01/09/2006: Ritter v Hitchens
Bob Geiger has this great post and link to the audio of the debate Scott Ritter, former United Nations weapons inspector in Iraq and Iraq-war proponent Christopher Hitchens - over the Iraq conflict.
[Podcast- 1 hour and 40 min. -of the debate available at this link.]
Scott had many more *facts* of the basic background political policies and historical issues under Saddam that ultimately led to the AUMF and the current conflict. But, also, his critique of the conflict in conjunction with our American goals and values:
”…I will tell you this, as an intelligence officer who spent 12 years wrestling with difficult issues, including trying to solve difficult problems: You can't solve a problem until you first define the problem. Any solution void of a definition is no solution at all because what is it you're trying to solve? On the case of Iraq, we must take a look at how we got there. That is the foundation of our involvement and, ladies and gentlemen, it is as corrupt a foundation as you can possibly imagine.
When I speak of war in Iraq, let's personalize it for a second. Let's speak of 161,000 American soldiers, sailors, airmen and Marines who are over there serving their nation, our nation. They're ours. They belong to us. They wear our uniform. On their shoulders, our flag is sewn. And they're willing to make the ultimate sacrifice in defense of our Constitution and this is what we must focus on.
They're not there to die for Iraqis. They're not there to die for anything other than the Constitution of the United States of America. That's the oath they took. To uphold and defend the Constitution against all enemies foreign and domestic. What is the Constitution? Why is it so important? Well, ladies and gentlemen, it is the document that defines who we are and what we are as a nation, as a people. A nation of laws – the rule of law is absolute, which means due process is absolute.
You'll have people today talking about "we're there for democracy. We're there to build a nation." But let's talk about the case that was made, because the case that was made by President George W. Bush for war in Iraq had nothing to do whatsoever with bringing democracy to the Iraqi people. It had nothing to do with liberating Iraq. It had everything to do with one thing: weapons of mass destruction. Chemical weapons, biological weapons, long-range ballistic missiles, nuclear weapons.

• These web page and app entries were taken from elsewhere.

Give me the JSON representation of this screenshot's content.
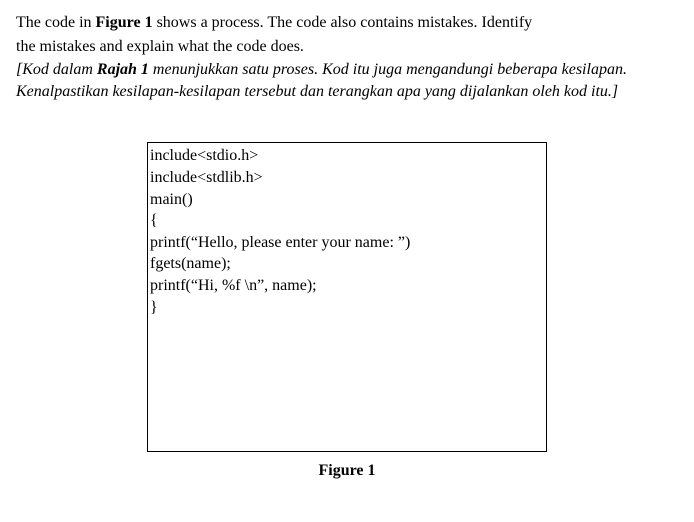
{
  "question": {
    "line1_part1": "The code in ",
    "line1_bold": "Figure 1",
    "line1_part2": " shows a process. The code also contains mistakes. Identify",
    "line2": "the mistakes and explain what the code does."
  },
  "translation": {
    "line1_part1": "[Kod dalam ",
    "line1_bold": "Rajah 1",
    "line1_part2": " menunjukkan satu proses. Kod itu juga mengandungi beberapa kesilapan.",
    "line2": "Kenalpastikan kesilapan-kesilapan tersebut dan terangkan apa yang dijalankan oleh kod itu.]"
  },
  "code": {
    "line1": "include<stdio.h>",
    "line2": "include<stdlib.h>",
    "line3": "",
    "line4": "main()",
    "line5": "{",
    "line6": "printf(“Hello, please enter your name: ”)",
    "line7": "fgets(name);",
    "line8": "",
    "line9": "printf(“Hi, %f \\n”, name);",
    "line10": "",
    "line11": "}"
  },
  "caption": "Figure 1"
}
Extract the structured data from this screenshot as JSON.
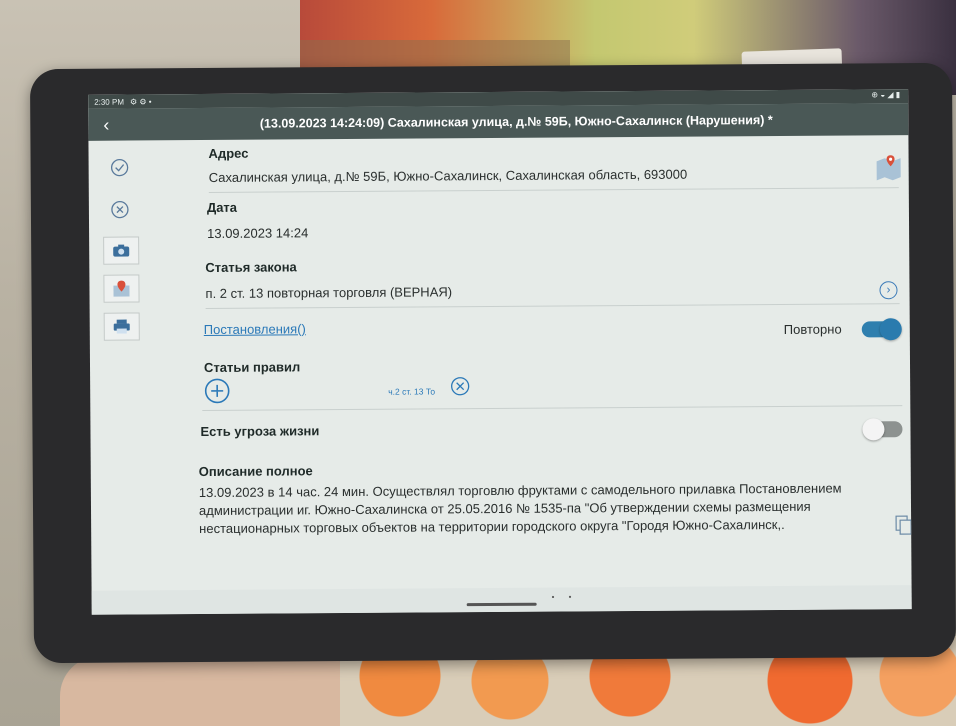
{
  "status_bar": {
    "time": "2:30 PM",
    "right": "⊕ ◒ ◢ ▮"
  },
  "title_bar": {
    "back": "‹",
    "title": "(13.09.2023 14:24:09) Сахалинская улица, д.№ 59Б, Южно-Сахалинск (Нарушения) *"
  },
  "sidebar": {
    "confirm": "✓",
    "cancel": "✕"
  },
  "form": {
    "address_label": "Адрес",
    "address_value": "Сахалинская улица, д.№ 59Б, Южно-Сахалинск, Сахалинская область, 693000",
    "date_label": "Дата",
    "date_value": "13.09.2023 14:24",
    "law_label": "Статья закона",
    "law_value": "п. 2 ст. 13 повторная торговля (ВЕРНАЯ)",
    "decrees_link": "Постановления()",
    "repeat_label": "Повторно",
    "repeat_on": true,
    "rules_label": "Статьи правил",
    "add": "+",
    "rule_chip": "ч.2 ст. 13 То",
    "remove": "✕",
    "threat_label": "Есть угроза жизни",
    "threat_on": false,
    "description_label": "Описание полное",
    "description_value": "13.09.2023 в 14 час. 24 мин. Осуществлял торговлю фруктами с самодельного прилавка  Постановлением администрации иг. Южно-Сахалинска от 25.05.2016 № 1535-па \"Об утверждении схемы размещения нестационарных торговых объектов на территории городского округа \"Городя Южно-Сахалинск,."
  },
  "colors": {
    "accent": "#2b79b8",
    "toggle_on": "#2f7fae",
    "header": "#4a5856"
  },
  "icons": [
    "check-circle-icon",
    "close-circle-icon",
    "camera-icon",
    "map-pin-icon",
    "printer-icon",
    "map-icon",
    "chevron-right-icon",
    "add-circle-icon",
    "remove-circle-icon",
    "copy-document-icon"
  ]
}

A war, again, that was about weapons of mass destruction. This is a fact that was put forward in the letter sent by John Negroponte, then the U.S. Ambassador to the United Nations to the Security Council saying that American troops have entered Iraq because Iraq has failed to comply with its obligation to disarm -- and that international law dictates that America takes the lead in responding to this crime.
Well, ladies and gentlemen, international law dictated no such thing.
International law dictated that the Security Council remained seized of the event, that the Security Council would once again have to pass a Chapter Seven resolution, which it did not. The United States invaded Iraq in violation of international law – but more importantly, in violation of the Constitution of the United States of America, Article Six of which is quite clear: When the United States of America enters into a treaty or an international obligation, that's been ratified by two-thirds of the United States Senate, that is the supreme law of the land.
Our troops took an oath to uphold and defend that Constitution and yet they went to war in violation of that Constitution. Ladies and gentlemen, this is about as un-American a war as one can possibly imagine and we must register that fact when we talk about why we're there and where we're going.
I'm not here to defend Saddam Hussein or his regime. I'm not. I'm here to defend the United States of America and our way of life and I'm here to tell you right now that if you support this war, if you support this occupation, you support a process that represents the erosion of what it means to be an American.
You represent a process that legitimizes illegal wiretaps in the name of national security. You represent a process that allows the President of the United States and his administration to deliberately falsify information when presenting it to the Congress of the United States – and I need to remind you that when you lie to the Congress in the conduct of your official duty that, sir, is a felony that constitutes a "high crime." That is what we talk about when we speak of impeachment.”
Karen on 01.09.06 @ 04:03 PM CST